Bruce Gordon is the Titus Street Professor of Ecclesiastical History at Yale Divinity School. He obtained his Ph. D. from the University of Saint Andrews, in Scotland, where he taught modern history and served as deputy director of the Saint Andrews Reformation Studies Institute before joining the faculty at Yale. He is the author of several major works, including The Swiss Reformation (Manchester University Press, 2002) and Calvin (Yale University Press, 2009).
Amy Nelson Burnett: “Clash of the Titans: Luther, Erasmus and the Sacraments in the Swiss Reformation”
Amy Nelson Burnett holds the Paula and D.B. Varner University Professor of History chair at the University of Nebraska-Lincoln, where she specializes in early modern European history. She received her Ph. D. from the University of Madison-Wisconsin. She is the author of Teaching the Reformation: Ministers and their message in Basel, 1529-1629 (Oxford University Press, 2006), and co-editor of A Companion to the Swiss Reformation (Brill, 2016). Her latest book is Debating the Sacraments: Print and Authority in the Early Reformation (Oxford University Press 2019).
John Roth: “'The axe has been laid to the root...': Zwingli, the Anabaptists, and the Limits of Reform in the Swiss Reformation”
John Roth is a professor of history at Goshen College, and Director of the Institute for the Study of Global Anabaptism (ISGA). He is the author of several works including Stories: How Mennonites came to be (Herald Press, 2006). He is currently at work on Separationism and the Believers Church Tradition, ed. William Brackney and John D. Roth (Eugene, Ore.: Wipf and Stock, forthcoming). He received his Ph. D. from the University of Chicago. He was a recipient of the Washington Theological Consortium 2018 Ecumenism Award “for outstanding contributions to the Mennonite-Lutheran dialogue, scholarship, and leadership in the wider cause of Christian unity.”
Jordan Ballor: “Church, State and the Swiss Reformation”
Jordan Ballor earned his doctorate in theology from the University of Zürich, and his Ph. D. from Calvin Theological Seminary. He is currently a senior research fellow and the director of publishing at the Acton Institute for the Study of Religion and Liberty. He conducts postdoctoral research in theology and economics at the Vrije Universiteit Amsterdam as part of the “What Good Markets are Good for” project. He is the author of Covenant, Causality, and Law: a study in the theology of Wolfgang Musculus (Vandenhoek and Ruprecht, 2012).
Esther Chung-Kim: “Poor Relief and the Politics of Preaching in Sixteenth-Century Zürich”

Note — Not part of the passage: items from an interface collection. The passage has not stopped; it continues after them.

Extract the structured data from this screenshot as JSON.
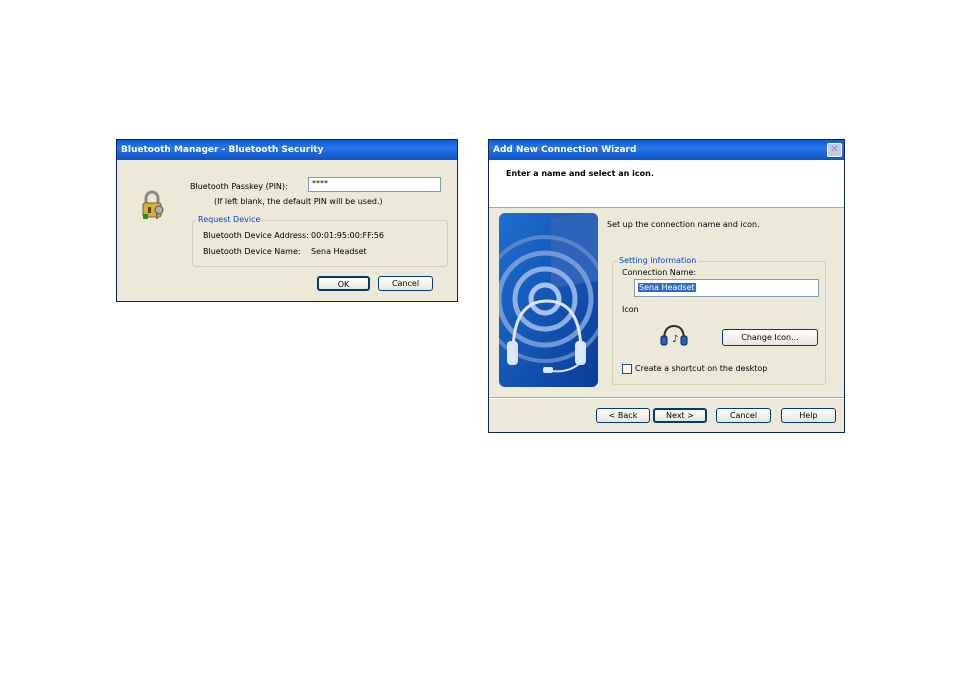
{
  "security_dialog": {
    "title": "Bluetooth Manager - Bluetooth Security",
    "passkey_label": "Bluetooth Passkey (PIN):",
    "passkey_value": "****",
    "hint": "(If left blank, the default PIN will be used.)",
    "group_title": "Request Device",
    "address_label": "Bluetooth Device Address:",
    "address_value": "00:01:95:00:FF:56",
    "name_label": "Bluetooth Device Name:",
    "name_value": "Sena Headset",
    "ok_label": "OK",
    "cancel_label": "Cancel",
    "icon": "lock-key-icon"
  },
  "wizard": {
    "title": "Add New Connection Wizard",
    "header": "Enter a name and select an icon.",
    "instruction": "Set up the connection name and icon.",
    "group_title": "Setting information",
    "connection_name_label": "Connection Name:",
    "connection_name_value": "Sena Headset",
    "icon_label": "Icon",
    "icon": "headset-icon",
    "change_icon_label": "Change Icon...",
    "shortcut_label": "Create a shortcut on the desktop",
    "shortcut_checked": false,
    "back_label": "< Back",
    "next_label": "Next >",
    "cancel_label": "Cancel",
    "help_label": "Help"
  },
  "colors": {
    "titlebar": "#0a5ed8",
    "dialog_bg": "#ece9d8",
    "group_title": "#0046d5",
    "selection": "#316ac5"
  }
}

Esther Chung-Kim is an associate professor of religious studies at Claremont McKenna College. She specializes in the history of world Christianity, including the European Reformation, and also teaches seminars on Poverty, Wealth and Social Change, European Reformations, and Christianity and Politics in East Asia. Her most recent journal article is titled, "Aid for Refugees: Religion, Migration and Poor Relief in Sixteenth-century Geneva," in Reformation and Renaissance Review 20:1 (2018). She obtained her MDiv from Princeton Theological Seminary and her Ph. D. from Duke University.